When looking at possession of controlled substance, possession of a firearm or possession of a prohibited weapon, the key to these cases is the possession aspect of it.  One element that the State has to prove is that the person who is charged knowingly possessed the item.  In a drug charge, this would be drugs.  Possession is legally defined as "actual care, custody, control, or management.”  In some cases, the State has to prove that you knew the item was contraband.  In others, they might have to prove the person was legally prohibited from possessing the item, such as a firearm. 

One big misunderstanding that often happens is that people believe that they are not in possession if the drug or firearm in not physically on them.  This is a big misconception.  As an attorney, sometimes that is the first thing my client tells me.  “They didn't find anything on me.”  If only it were that simple.  Determining whether someone possesses something requires looking at several factors.  Remember, the State has to somehow prove that the person charged was in “care, custody, control, or management.”  You will often hear this referred to as “affirmative links.” 

We frequently tell people, even though you are away from your home, you are in possession of everything in the home.  You may be at work, but you possess the television that is in your house.  Remember, we don’t have to have the item on us.  But, even while at work, I have care, custody, control or management of the items in my house.  I have my items in a secured location that is managed by me.  I have the authority to go to my house and care for these items.  I also have the ability to move or have items moved with my authority.  I have keys that control access to the items.  The same thing may apply when determining possession of items in a car or locker.

Affirmative Links

  1. Was the drug or weapon in a place owned or leased by the defendant?

  2. Was the drug or weapon in plain view of the defendant?

  3. Was the drug or weapon on the defendant’s person?

  4. Was the drug or weapon in close proximity to the defendant?

  5. Was the drug or weapon found in a vehicle driven by the defendant?

  6. Were furtive gestures made at the time of the stop?

  7. Did the drugs emit an odor that would have let anyone know that the drugs were present?

  8. Did the defendant attempt to flee, when contacted by police?

  9. Did the defendant make any incriminating statements when arrested?

In answering these questions of affirmative links, the State and Defense will look at the specific facts of each case.  Detectives may collect mail, or an apartment lease, to link an individual to the residence.  They may collect a defendant’s keys to show access and control of a property.  They may look at who the car is registered to in order to prove control of the car.  If contraband is found in a purse or bag, they may try to find a license or wallet in the bag that would link an individual to that bag where the contraband was found.  I think you get the idea.

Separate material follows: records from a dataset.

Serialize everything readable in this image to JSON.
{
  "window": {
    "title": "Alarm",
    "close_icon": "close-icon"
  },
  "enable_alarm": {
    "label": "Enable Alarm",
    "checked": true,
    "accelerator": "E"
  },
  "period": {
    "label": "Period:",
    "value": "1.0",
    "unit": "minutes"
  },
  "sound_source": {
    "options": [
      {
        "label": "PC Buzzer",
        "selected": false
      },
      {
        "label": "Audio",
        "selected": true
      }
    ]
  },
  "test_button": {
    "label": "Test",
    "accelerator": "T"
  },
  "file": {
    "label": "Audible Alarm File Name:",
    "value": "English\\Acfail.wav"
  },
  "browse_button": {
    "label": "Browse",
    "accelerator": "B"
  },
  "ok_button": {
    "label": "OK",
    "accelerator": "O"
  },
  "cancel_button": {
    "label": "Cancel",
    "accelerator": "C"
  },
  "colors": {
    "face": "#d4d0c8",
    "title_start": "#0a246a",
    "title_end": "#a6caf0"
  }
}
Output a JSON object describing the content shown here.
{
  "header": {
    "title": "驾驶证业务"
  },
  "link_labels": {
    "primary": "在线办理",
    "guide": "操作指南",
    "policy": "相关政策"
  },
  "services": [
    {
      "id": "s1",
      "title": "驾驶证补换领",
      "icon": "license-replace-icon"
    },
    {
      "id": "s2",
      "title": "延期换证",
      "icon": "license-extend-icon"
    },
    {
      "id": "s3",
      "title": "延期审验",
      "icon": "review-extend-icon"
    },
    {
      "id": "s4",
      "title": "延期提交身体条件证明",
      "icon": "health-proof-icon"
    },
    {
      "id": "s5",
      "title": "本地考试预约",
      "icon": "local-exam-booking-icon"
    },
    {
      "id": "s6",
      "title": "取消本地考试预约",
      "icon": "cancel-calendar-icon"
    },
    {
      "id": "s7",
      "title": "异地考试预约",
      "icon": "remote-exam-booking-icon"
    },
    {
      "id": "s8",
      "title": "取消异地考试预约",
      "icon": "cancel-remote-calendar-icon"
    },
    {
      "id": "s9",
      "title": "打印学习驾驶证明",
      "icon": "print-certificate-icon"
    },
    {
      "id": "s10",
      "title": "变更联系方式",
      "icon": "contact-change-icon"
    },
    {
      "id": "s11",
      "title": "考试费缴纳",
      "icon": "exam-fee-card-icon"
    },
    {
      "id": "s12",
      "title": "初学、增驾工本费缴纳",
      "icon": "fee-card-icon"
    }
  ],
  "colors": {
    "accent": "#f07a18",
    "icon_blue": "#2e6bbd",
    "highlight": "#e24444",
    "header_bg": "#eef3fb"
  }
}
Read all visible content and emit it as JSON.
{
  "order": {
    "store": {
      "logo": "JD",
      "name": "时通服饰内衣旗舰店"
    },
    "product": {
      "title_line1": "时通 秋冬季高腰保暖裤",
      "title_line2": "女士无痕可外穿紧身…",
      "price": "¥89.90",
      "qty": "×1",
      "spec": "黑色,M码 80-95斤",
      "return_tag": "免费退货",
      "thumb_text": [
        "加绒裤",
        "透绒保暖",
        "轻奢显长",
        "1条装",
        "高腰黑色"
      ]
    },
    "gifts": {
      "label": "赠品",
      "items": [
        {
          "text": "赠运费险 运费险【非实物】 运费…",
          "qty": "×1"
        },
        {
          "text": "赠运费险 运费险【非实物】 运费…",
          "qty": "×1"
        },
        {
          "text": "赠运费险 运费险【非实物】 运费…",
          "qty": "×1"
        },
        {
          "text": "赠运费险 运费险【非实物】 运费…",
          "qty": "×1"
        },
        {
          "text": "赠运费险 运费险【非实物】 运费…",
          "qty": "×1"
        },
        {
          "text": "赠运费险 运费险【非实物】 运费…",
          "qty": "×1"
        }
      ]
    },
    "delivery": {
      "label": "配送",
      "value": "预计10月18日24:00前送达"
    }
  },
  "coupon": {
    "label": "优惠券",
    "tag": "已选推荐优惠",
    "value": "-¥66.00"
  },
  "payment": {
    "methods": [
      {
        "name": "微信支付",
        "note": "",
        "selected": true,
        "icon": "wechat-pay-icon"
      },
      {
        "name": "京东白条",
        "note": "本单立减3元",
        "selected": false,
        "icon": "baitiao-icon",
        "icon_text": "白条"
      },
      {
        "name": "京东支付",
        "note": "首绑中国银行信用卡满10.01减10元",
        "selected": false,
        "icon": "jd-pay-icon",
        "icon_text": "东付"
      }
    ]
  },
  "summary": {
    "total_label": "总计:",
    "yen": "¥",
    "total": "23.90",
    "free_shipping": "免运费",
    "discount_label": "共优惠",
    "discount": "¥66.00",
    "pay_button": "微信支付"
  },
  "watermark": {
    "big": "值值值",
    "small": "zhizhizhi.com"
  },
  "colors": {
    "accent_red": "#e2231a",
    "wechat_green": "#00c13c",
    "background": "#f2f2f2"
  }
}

Hopefully, you don’t find yourself in this situation.  But if you do, contact the attorneys at Harris and Harris Law Group, PLLC, to discuss your specific facts.  These types of cases are extremely fact-specific and you want attorneys that will do a thorough job of looking and preparing for your specific situation.